■ **App and web page records**

□ □ □ □ □ □ □

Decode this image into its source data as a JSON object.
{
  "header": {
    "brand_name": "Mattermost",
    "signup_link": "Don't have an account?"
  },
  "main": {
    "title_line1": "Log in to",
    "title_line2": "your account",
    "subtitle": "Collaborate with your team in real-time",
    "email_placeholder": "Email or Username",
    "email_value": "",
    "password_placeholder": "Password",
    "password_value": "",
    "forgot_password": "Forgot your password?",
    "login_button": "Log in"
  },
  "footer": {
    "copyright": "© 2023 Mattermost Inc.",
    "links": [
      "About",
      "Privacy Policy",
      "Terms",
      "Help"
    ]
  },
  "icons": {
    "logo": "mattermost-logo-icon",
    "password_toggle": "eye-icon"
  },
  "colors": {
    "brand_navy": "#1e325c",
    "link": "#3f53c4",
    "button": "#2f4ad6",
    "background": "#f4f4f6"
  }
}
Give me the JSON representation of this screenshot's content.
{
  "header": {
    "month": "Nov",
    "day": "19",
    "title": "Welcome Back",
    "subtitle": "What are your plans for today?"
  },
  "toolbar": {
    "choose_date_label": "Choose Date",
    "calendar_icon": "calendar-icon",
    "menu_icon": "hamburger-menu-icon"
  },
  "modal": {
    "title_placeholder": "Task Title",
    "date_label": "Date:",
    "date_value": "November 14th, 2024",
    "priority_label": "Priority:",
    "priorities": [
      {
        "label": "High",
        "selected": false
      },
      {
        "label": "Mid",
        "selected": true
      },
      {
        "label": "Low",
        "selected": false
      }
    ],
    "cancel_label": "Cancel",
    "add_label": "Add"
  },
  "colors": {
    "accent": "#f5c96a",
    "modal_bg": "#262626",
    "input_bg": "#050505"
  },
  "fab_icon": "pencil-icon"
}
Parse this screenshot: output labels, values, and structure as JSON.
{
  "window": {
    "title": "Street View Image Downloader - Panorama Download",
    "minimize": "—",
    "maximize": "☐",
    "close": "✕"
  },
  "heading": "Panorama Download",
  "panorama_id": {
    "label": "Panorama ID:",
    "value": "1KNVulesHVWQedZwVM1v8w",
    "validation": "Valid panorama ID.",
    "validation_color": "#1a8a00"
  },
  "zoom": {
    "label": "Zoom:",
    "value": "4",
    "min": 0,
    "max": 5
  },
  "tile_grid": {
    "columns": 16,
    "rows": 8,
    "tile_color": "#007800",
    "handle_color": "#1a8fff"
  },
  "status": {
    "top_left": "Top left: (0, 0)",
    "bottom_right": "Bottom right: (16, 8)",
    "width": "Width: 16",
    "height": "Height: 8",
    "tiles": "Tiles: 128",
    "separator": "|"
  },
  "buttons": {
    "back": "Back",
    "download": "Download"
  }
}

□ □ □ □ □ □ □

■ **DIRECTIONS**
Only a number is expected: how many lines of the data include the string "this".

■ **TASK SOLUTION**
3